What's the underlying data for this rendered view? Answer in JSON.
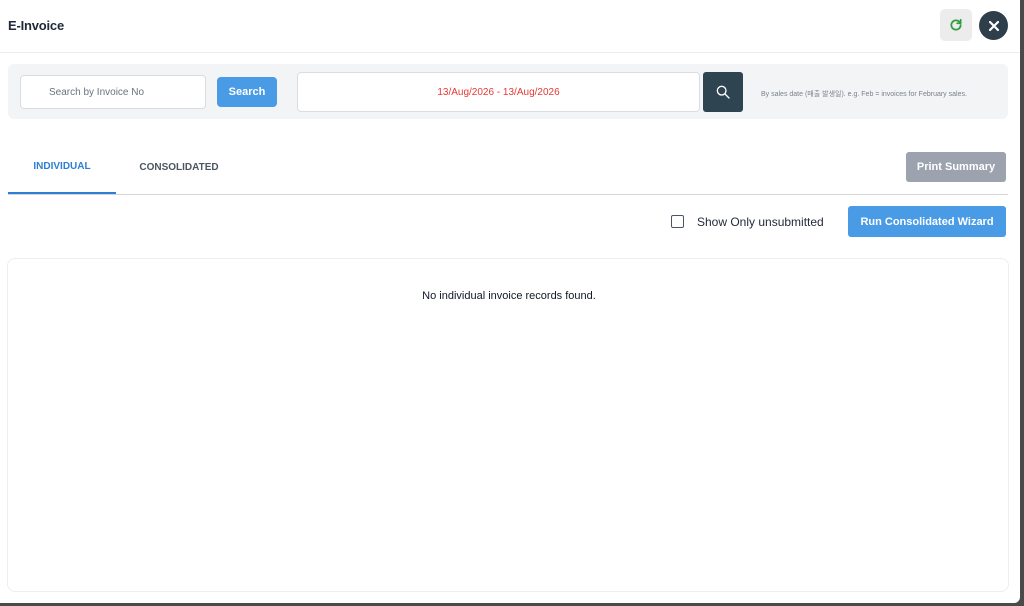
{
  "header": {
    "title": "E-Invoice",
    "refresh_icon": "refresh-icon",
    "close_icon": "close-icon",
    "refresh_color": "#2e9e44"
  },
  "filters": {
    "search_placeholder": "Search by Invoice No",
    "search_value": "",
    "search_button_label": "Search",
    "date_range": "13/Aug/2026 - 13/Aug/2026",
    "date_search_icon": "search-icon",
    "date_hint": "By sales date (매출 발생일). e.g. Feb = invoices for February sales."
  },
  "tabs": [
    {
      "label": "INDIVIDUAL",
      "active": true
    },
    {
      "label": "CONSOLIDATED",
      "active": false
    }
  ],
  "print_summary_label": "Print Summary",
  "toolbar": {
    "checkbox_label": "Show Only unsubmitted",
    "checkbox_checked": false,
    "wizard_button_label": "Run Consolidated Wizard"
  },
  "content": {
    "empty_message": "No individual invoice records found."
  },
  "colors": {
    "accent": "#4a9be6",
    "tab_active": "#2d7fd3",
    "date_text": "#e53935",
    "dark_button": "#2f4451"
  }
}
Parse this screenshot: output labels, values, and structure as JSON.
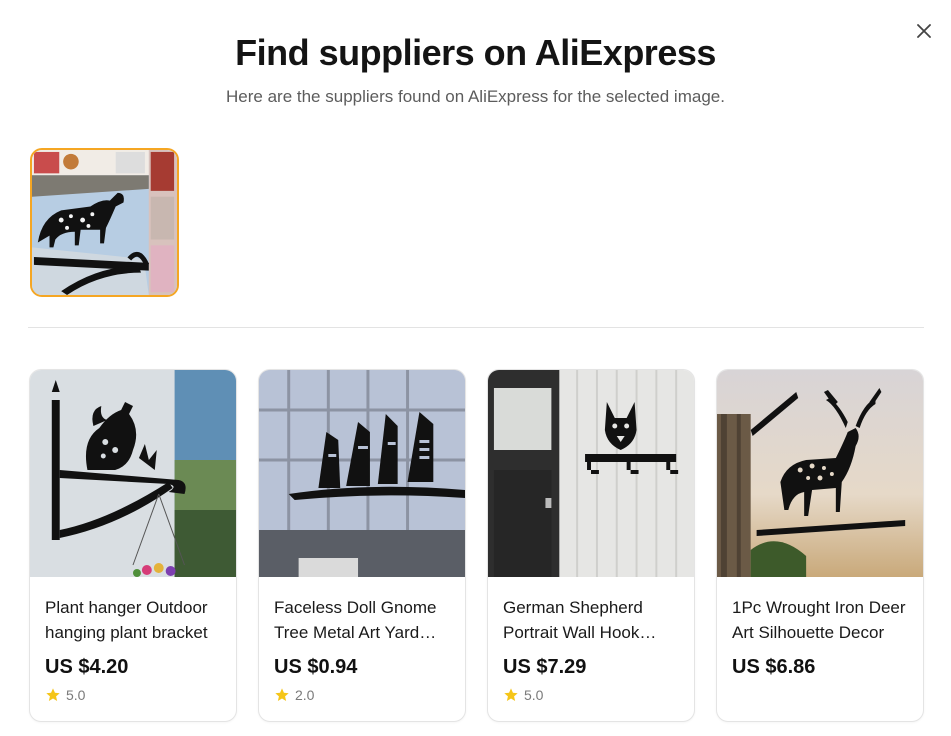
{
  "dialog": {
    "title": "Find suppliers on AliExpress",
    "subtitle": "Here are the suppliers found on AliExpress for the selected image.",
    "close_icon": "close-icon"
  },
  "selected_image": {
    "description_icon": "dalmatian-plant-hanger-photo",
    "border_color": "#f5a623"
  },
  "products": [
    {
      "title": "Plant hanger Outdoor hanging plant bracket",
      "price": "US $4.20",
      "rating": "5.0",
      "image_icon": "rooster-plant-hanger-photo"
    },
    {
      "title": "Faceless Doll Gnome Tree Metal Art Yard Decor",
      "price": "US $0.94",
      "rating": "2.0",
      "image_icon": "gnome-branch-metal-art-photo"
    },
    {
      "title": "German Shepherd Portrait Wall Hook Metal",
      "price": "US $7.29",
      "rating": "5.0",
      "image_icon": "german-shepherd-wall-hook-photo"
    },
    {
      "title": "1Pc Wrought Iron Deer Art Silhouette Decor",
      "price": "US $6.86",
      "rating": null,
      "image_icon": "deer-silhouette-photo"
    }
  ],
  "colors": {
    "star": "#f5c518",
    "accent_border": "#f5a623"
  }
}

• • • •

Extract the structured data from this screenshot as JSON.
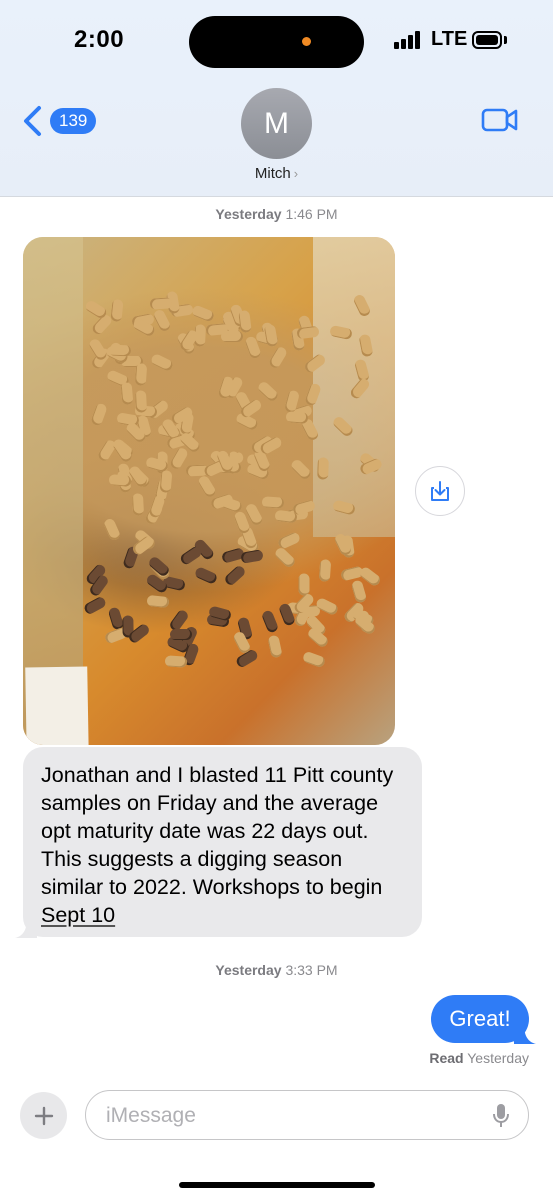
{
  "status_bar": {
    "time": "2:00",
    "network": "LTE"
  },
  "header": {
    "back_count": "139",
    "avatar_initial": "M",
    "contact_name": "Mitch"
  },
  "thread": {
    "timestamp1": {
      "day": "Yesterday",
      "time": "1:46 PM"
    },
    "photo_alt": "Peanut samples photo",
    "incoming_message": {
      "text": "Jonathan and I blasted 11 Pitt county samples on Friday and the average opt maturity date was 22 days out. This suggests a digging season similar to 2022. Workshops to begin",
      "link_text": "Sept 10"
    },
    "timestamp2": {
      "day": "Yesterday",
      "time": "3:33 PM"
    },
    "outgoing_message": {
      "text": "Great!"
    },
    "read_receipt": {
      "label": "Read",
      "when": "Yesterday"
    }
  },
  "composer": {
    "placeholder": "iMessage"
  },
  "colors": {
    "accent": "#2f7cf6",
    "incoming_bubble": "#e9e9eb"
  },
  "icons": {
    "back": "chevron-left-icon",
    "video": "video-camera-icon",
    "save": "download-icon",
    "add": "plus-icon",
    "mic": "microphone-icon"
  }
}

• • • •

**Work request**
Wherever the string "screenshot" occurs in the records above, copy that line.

**Solved exercise**
Parse this screenshot: output labels, values, and structure as JSON.
Extract the structured data from this screenshot as JSON.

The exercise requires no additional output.